Windhoek-The Fifth National Development Plan (NDP5), which was recently launched by President Geingob is the 5th NDP in the series of seven National Development Plans that are to implement and achieve the objectives and aspirations of Namibia’s long-term vision, Vision 2030.
In sequence, NDP5 will be the third five-year implementation vehicle towards Vision 2030 and will be implemented from the financial year 2017/18 up until 2021/22.
The NDP5 framework is organised around the four interconnected pillars that are founded on the principle of sustainable development namely: economic progression; social transformation; environmental sustainability; and good governance.

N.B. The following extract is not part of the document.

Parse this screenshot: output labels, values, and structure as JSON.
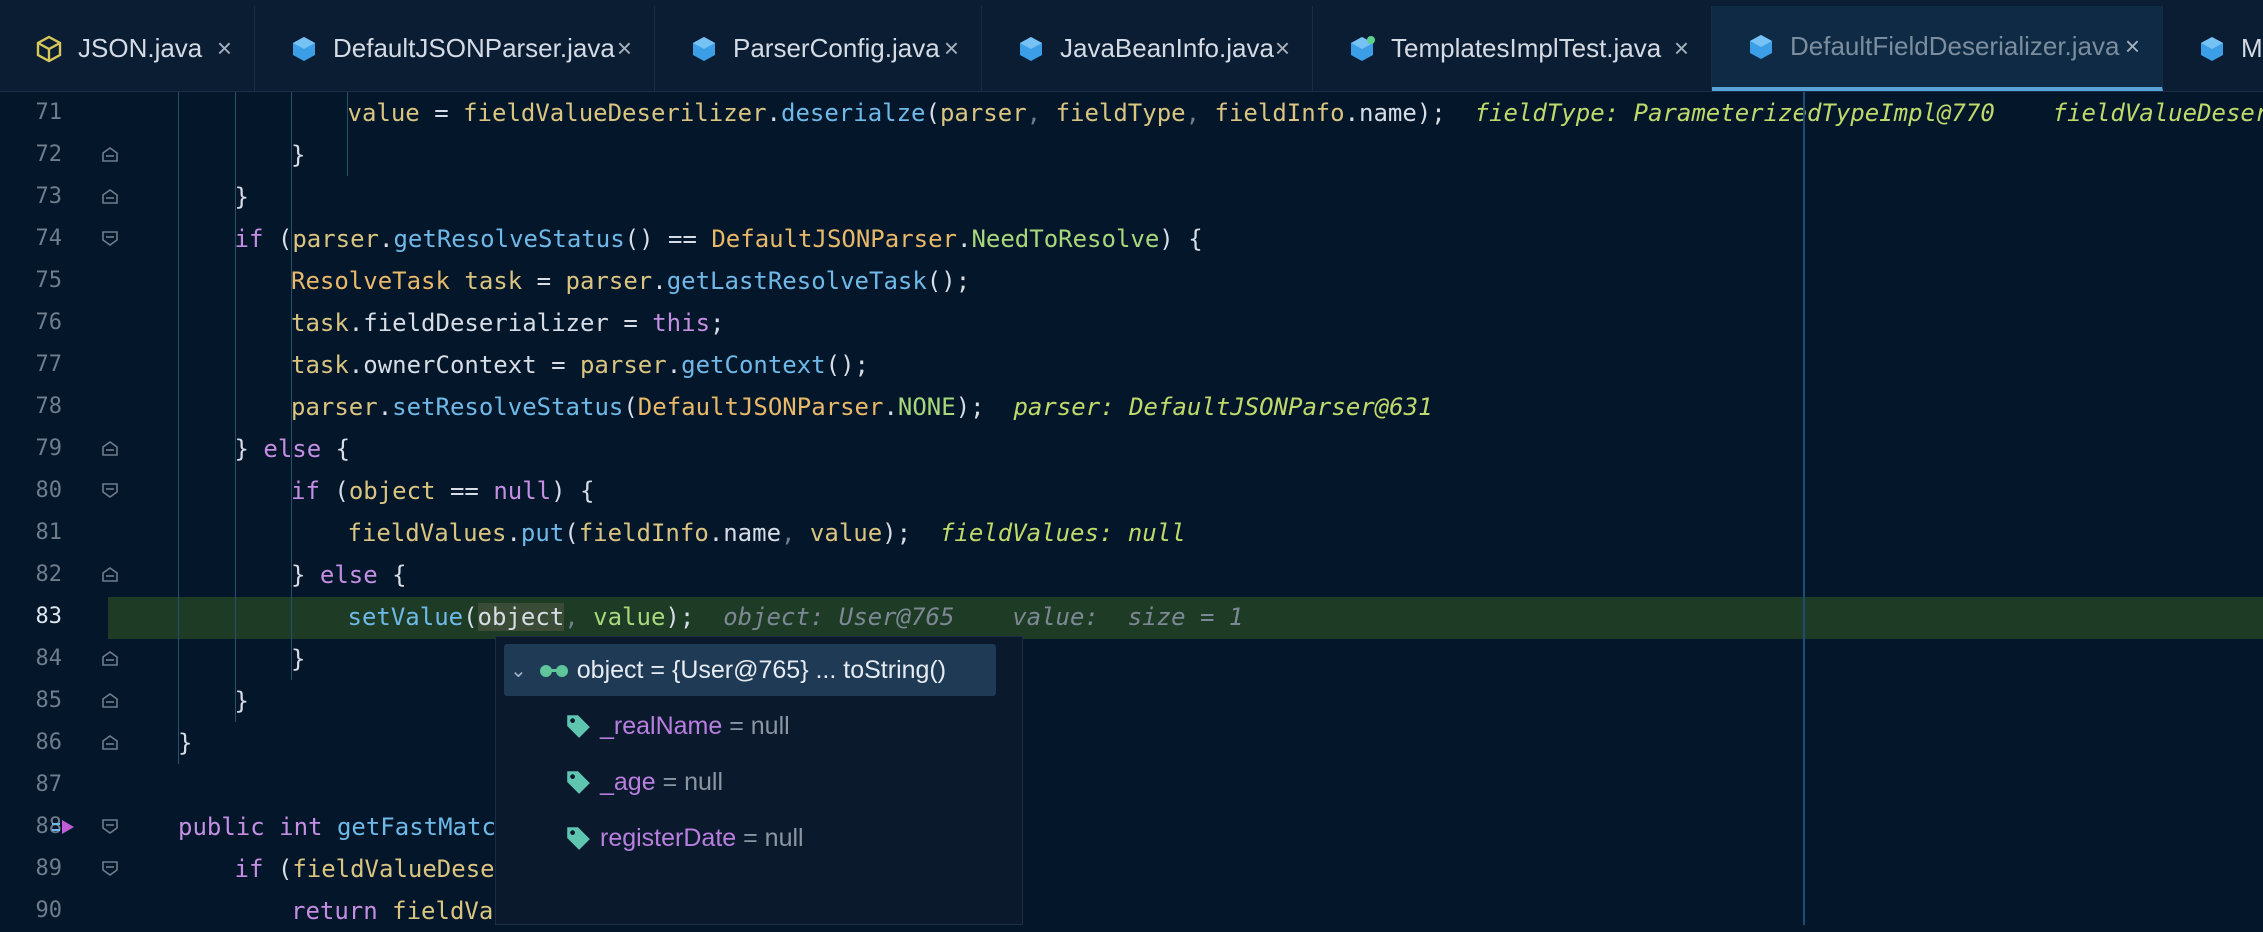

These pillars are aligned with Namibia’s commitment to eradicate poverty and inequality as outlined in Vision 2030, the Harambee Prosperity Plan (2016), and the SWAPO Party Manifesto (2014). Additionally, the pillars support the global and continental development frameworks to which Namibia is committed.
These include Agenda 2030, Sustainable Development Goals (SDGs), The Paris Agreement (CoP21); African Union (AU) Agenda 2063 and SADC Regional Indicative Strategic Development Plan (RISDP).
Within these contexts, Namibia commits itself to enhancing growth and economic diversification while addressing challenges that include a high degree of regulation and a mismatch between the skill levels in Namibia’s work force and the skills demanded by the labour market.
NDP5 identifies five game changers that will move Namibia from a reactive, input-based economy towards a proactive, high performing economy.
The game changers are: increase investment in infrastructure development; increase productivity in agriculture, especially for smallholder farmers; invest in quality technical skills development; improve value addition in natural resources; achieve industrial development through local procurement.
Youth empowerment: Moulding Youth to Become Productive Citizens
Where We Are
The youth population is a valuable asset as they are the successors upon whom a country depends for the continuity of development. The youth population constitutes 37 percent of the population.
Because Namibia is currently undergoing a demographic transition, the country has an opportunity for accelerated economic growth if it can leverage its large number of young workers to help build the economy.
In 2014, youth unemployment was at 39.2 percent. This accounted for 74 percent out of total unemployment and is higher than the youth unemployment in Botswana (33.9 percent), Zambia (25.1 percent) and Malawi (13.8 percent).
In 2014, the Not in Education and Not in Employment or Training (NEET) rate which reflect youth who are not part of the labour force for reasons other than education and training fell from nearly 34 percent in 2013 to 24 percent in 2014, indicating that more youth are enrolling in schools or absorbed in the labour market.
Most youth are not making it through their school years till completion of at least Grade 12. In 2012, only a quarter of learners were registered in Grade 12 compared to the number that was registered in Grade 1 in 2002.
By 2022, youth are empowered and have adequate opportunities to actively participate in the economy and the youth development index has increased from 0.49 in 2013 to 0.58.
Access to productive assets, capital, land and skills affects progress in youth empowerment. HIV prevalence rate is still high at 16.3 percent and 2.3 percent for age group 15-19 and increasing to 22.8 percent between the ages 30-34.
Further, teenage pregnancy persists as the proportion of teenagers who have had a live birth rises rapidly with age, increasing from 3 percent at age 15 to 27 percent at age 19.